Published 9:09 pm Friday, April 10, 2009
Katya Seraya didn’t get into the game when Chilton County’s soccer game defeated Tallassee, 2-1, on Thursday, but for her, just being on the team is rewarding enough.
Seraya, 16, is a foreign exchange student who never would have had an opportunity to play soccer, or football, in her native Russia, where the sport is a source of pride and taken as seriously as American football is in the South.
After some hesitation, Seraya tried out and, to her surprise, made the team. But then a stack of paperwork required by the Alabama High School Athletic Association had to be filled out, and weeks went by with no word about her eligibility.
“How about a 3-year-old at Christmas time,” CCHS coach Dan Velasquez responded when asked about Seraya’s reaction to being told she could finally play with the team.
Then, on April 3 at Shades Mountain, Seraya got to play.
“She said, ‘Are you sure you want me to go in there?,” Velasquez said. “She was scared to death, but she did fine.
“It’s been a thrill having her on the team.

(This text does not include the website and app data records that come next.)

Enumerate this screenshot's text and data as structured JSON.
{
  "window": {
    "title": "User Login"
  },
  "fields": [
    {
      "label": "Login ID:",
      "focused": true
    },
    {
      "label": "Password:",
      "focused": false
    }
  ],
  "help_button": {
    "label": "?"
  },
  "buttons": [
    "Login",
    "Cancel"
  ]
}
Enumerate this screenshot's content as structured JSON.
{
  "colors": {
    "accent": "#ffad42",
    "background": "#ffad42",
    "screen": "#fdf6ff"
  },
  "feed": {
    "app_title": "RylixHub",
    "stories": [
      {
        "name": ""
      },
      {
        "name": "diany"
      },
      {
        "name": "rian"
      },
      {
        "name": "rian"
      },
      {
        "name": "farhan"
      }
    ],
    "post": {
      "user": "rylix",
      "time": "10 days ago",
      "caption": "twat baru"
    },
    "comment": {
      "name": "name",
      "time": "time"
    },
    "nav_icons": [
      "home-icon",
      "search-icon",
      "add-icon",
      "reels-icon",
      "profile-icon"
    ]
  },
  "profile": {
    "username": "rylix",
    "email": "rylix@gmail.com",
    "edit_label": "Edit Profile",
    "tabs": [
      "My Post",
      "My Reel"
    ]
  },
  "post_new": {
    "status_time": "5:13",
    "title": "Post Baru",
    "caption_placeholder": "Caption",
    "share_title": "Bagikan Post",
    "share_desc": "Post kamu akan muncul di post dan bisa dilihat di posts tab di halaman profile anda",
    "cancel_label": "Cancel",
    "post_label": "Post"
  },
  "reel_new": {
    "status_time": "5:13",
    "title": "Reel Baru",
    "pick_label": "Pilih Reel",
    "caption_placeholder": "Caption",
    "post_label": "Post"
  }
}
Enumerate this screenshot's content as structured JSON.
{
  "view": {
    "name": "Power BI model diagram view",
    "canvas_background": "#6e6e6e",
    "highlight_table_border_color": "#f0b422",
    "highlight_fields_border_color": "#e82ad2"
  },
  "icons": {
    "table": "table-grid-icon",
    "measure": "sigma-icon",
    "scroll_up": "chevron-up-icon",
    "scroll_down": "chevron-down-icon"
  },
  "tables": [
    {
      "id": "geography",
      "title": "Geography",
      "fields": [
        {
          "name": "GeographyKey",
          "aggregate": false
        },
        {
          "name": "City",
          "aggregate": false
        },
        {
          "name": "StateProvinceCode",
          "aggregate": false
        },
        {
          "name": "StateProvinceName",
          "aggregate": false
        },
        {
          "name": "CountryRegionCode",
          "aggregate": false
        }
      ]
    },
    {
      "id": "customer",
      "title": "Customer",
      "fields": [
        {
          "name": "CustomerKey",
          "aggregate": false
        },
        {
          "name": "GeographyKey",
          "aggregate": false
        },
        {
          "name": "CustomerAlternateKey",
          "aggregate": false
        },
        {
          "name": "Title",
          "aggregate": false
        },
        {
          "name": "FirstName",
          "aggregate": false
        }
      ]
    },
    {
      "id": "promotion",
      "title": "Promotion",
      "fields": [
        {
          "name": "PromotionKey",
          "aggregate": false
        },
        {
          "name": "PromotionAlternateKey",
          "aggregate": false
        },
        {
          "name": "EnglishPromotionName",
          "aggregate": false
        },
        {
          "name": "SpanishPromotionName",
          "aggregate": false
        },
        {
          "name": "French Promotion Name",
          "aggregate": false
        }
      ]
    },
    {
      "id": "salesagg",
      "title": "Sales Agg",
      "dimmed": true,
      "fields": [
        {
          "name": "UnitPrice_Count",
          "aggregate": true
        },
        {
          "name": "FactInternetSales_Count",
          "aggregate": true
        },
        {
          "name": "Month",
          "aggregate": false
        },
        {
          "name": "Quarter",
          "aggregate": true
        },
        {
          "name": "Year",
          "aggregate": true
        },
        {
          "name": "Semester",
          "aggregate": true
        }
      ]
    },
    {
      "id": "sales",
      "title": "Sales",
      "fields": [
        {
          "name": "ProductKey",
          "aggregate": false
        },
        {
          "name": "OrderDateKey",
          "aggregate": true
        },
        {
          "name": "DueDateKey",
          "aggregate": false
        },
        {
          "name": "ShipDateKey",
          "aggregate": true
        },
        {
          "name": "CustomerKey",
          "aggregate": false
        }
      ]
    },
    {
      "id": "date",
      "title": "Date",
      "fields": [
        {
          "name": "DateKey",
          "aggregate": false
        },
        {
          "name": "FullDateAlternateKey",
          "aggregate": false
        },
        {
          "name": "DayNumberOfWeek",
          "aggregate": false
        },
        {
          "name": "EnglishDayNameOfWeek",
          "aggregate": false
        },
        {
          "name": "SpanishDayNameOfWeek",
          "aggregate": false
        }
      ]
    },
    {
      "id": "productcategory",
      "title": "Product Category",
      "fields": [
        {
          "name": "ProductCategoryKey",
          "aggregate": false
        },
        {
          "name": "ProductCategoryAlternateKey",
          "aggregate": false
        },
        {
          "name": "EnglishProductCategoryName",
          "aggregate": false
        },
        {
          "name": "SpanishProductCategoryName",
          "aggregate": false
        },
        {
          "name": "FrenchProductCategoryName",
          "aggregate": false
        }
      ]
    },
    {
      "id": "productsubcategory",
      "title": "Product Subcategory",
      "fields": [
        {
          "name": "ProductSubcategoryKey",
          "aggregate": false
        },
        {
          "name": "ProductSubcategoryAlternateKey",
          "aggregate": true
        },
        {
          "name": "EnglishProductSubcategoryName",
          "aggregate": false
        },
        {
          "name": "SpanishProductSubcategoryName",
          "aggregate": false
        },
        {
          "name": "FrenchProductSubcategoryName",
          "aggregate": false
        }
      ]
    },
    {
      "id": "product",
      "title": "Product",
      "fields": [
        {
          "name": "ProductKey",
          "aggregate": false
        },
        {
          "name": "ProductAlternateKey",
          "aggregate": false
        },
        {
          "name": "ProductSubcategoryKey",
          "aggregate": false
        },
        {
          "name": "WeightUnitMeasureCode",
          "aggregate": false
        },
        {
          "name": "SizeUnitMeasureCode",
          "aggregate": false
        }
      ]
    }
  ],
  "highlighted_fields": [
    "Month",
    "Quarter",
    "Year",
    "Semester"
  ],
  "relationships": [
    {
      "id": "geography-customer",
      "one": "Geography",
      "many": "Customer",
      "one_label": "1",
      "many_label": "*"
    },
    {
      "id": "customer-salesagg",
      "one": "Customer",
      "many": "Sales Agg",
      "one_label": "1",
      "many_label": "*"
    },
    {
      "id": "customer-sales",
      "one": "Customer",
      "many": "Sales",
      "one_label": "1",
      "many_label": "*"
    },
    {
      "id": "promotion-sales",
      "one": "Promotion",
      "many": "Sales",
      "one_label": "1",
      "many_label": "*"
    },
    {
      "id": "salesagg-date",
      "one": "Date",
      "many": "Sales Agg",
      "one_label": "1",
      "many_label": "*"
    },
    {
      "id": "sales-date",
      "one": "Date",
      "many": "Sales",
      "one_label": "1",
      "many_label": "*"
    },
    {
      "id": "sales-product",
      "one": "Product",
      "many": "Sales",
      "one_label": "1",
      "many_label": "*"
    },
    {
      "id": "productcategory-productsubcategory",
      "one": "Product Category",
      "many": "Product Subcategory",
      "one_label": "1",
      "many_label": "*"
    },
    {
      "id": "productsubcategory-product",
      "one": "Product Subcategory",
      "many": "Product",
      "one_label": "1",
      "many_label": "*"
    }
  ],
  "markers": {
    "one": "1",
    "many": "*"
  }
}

She just appreciates everything—I mean from running laps to going in a ballgame. And she never complains. Never.”
Seraya has a magnetic personality and quickly became popular with teammates. In fact, the team threw Seraya a surprise birthday party, complete with presents and two cakes—one with “Happy Birthday” written in English and the other in Russian—after the Tallassee game.
“That was so fun,” she said. “They got [the Russian spelling on one cake] exactly right. I didn’t know they were going to do that. That was really funny.”
Seraya said soccer is her favorite activity in America, but shopping runs a close second. “If you’re going to take me to the mall, you can just leave me there,” she said.
“She goes to the mall, and I just have to put a time limit on it,” said Ken Segars, who, with his wife, Jennie, are Seraya’s host family. “She’s a shopoholic. That surprised me as much as anything. Our perception of Russia is kind of a gray, dark, cold world, but they’re just like we are in so many ways.”
Seraya also said the United States has taken some getting used to. A reliance on personal vehicles, for example, is much different than her hometown of Ussuriisk, where more people walk or use public transportation. Seraya said she gets carsick after riding a short distance.
Seraya has been here since August 2008 and will leave May 12.
“It has been an experience,” she said.